Another reason I may have looked forward to the reunions more than the driving plot was because both protagonists of this book—Apollo and Meg—are kind of obnoxious in their own way—Meg I think mostly because she was never developed in a way that I found particularly compelling and Apollo because he is self-centered and narcissistic (that was far less annoying when it was a few pages of dialogue with other more honorable characters and Apollo had the godhood to back it up). Apollo’s voice—the whole book is of course first person narration by Apollo—is short and clipped and riddled with references to pop culture that will be dated soon or are dated now. I won’t say that those pop culture references did not make me laugh because they did because they are relevant now but it speaks to Riordan’s either lack of interest in creating a book with staying power or disregard for creating such a book. This book will I think feel like a time capsule in maybe even 5 years.
The true worth of this book comes at the end as the plot itself is really taking off and the quest such as it is (having stumbled their way to Greece, the action actually all takes place within the parameters of Camp Half-Blood—a first for Riordan) is beginning. Really I only felt like the book came to fruition when the villain appeared in the flesh. That climax I loved. I look forward to reading the resolution in coming books. The climax connects this book to the others and gives extra weight to past books—which I wasn’t really sure was possible. For that I like it. I like adding a more human element to the villainy I’ve already lived through, because fighting a god, well that’s the stuff of legends, but fighting a megalomaniac with too much power—that’s the kind of fight to which I can relate.
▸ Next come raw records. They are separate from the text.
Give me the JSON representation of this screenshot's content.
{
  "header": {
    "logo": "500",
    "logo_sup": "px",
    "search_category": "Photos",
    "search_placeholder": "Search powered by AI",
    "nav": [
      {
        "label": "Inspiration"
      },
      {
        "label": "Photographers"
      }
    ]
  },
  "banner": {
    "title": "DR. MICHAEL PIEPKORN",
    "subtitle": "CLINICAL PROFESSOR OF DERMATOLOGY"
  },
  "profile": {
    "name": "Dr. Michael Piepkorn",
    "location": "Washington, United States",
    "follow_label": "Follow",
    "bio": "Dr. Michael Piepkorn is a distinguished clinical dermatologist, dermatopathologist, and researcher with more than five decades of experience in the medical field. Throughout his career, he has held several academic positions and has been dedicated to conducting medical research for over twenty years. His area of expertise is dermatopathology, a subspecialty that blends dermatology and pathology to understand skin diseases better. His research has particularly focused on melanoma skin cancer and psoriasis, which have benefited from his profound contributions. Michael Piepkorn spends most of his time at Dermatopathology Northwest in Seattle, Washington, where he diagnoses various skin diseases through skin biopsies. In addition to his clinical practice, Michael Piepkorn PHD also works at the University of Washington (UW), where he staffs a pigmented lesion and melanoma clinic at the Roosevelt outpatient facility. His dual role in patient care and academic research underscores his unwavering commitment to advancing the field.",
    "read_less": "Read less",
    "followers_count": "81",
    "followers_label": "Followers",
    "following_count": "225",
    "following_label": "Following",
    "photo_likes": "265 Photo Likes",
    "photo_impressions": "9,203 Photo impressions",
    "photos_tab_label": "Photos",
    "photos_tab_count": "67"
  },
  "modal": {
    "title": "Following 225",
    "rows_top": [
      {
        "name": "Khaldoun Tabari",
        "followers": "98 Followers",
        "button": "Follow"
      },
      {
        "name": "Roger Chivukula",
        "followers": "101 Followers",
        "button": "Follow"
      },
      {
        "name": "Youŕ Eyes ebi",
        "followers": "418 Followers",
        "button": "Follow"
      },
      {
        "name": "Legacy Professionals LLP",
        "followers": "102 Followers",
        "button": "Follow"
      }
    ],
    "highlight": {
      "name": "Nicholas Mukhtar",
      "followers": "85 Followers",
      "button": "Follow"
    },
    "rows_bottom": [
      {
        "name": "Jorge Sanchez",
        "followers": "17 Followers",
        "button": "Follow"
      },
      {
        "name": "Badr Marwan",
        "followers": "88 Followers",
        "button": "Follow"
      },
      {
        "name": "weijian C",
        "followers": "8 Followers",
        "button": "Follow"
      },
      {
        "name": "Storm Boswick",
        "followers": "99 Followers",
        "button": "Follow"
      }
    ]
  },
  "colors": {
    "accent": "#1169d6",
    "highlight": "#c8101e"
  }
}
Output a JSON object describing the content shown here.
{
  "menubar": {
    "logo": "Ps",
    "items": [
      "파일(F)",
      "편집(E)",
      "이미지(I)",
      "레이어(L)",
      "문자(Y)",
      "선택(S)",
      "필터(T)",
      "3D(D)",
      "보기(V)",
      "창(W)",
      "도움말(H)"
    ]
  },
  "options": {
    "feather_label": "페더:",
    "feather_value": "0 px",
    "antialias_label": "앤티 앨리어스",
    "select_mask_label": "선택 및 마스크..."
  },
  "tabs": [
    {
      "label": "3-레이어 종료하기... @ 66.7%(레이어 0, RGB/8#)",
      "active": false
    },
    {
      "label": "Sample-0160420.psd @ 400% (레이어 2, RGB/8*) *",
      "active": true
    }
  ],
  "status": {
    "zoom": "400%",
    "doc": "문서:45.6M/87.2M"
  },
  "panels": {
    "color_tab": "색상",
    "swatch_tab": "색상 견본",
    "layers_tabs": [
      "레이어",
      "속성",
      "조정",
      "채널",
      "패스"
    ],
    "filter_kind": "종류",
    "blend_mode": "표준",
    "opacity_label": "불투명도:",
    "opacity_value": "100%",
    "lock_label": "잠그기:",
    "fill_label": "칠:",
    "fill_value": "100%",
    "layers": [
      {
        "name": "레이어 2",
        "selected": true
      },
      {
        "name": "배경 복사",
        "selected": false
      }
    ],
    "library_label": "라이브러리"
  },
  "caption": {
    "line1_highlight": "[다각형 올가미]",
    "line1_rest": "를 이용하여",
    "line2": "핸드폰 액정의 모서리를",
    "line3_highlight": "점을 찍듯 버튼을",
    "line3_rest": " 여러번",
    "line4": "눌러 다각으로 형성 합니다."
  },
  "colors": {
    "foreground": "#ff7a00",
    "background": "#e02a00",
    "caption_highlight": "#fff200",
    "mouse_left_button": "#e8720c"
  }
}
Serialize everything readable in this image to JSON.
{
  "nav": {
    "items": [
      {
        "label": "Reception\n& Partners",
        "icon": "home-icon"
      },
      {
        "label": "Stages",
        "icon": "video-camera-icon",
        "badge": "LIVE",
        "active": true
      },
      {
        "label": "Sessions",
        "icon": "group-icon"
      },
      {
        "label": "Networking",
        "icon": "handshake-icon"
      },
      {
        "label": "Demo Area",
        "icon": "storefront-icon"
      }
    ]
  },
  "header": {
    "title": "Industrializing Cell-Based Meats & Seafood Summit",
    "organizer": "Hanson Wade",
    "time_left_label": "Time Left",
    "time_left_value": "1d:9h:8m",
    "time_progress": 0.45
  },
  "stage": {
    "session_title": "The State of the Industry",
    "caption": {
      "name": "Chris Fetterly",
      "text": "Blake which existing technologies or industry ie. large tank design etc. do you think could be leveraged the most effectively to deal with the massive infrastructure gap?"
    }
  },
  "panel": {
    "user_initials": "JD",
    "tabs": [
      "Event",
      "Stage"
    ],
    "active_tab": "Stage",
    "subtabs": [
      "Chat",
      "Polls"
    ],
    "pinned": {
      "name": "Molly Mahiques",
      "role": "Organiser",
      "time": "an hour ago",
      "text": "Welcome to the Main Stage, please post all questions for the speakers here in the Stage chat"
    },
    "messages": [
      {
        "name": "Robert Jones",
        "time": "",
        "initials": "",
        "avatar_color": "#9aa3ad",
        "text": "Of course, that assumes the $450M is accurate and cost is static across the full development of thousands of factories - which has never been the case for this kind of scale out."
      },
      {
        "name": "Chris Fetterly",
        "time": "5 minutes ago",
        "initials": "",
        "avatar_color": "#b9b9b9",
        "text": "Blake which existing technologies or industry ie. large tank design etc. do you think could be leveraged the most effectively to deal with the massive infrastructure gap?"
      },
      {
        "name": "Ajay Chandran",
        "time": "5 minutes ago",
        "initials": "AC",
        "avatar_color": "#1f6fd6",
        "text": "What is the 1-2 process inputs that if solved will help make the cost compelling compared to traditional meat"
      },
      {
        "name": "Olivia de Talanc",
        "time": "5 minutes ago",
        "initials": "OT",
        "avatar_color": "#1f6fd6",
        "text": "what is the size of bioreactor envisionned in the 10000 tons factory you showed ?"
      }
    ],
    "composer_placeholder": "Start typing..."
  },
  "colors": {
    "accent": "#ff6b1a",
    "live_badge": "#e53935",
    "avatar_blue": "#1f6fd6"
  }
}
Getting to the climax, to the quest—getting Apollo to move away from whining to heroism—that… dragged more than I wanted it too. I can’t say it was slow, because the tone doesn’t allow it to be slow, but there was just not much happening.
Overall, this is not Riordan’s greatest work—not for me. I wanted to like Apollo’s voice; I was excited for Apollo’s voice. I was glad to see the haikus as chapter titles because that has been the most memorable thing about Apollo in previous works. But this was just… too much narcissism. And after the depth to which Riordan plunged with The Heroes of Olympus, this whole book, like Apollo’s worldview, seemed shallow. But I will stick with the series and see what happens.
Riordan, Rick. The Trials of Apollo, Book One: The Hidden Oracle. New York: Hyperion-Disney, 2016.
This review is not endorsed by Hyperion Books, Disney Book Group, or Rick Riordan. It is an independent, honest review by a reader.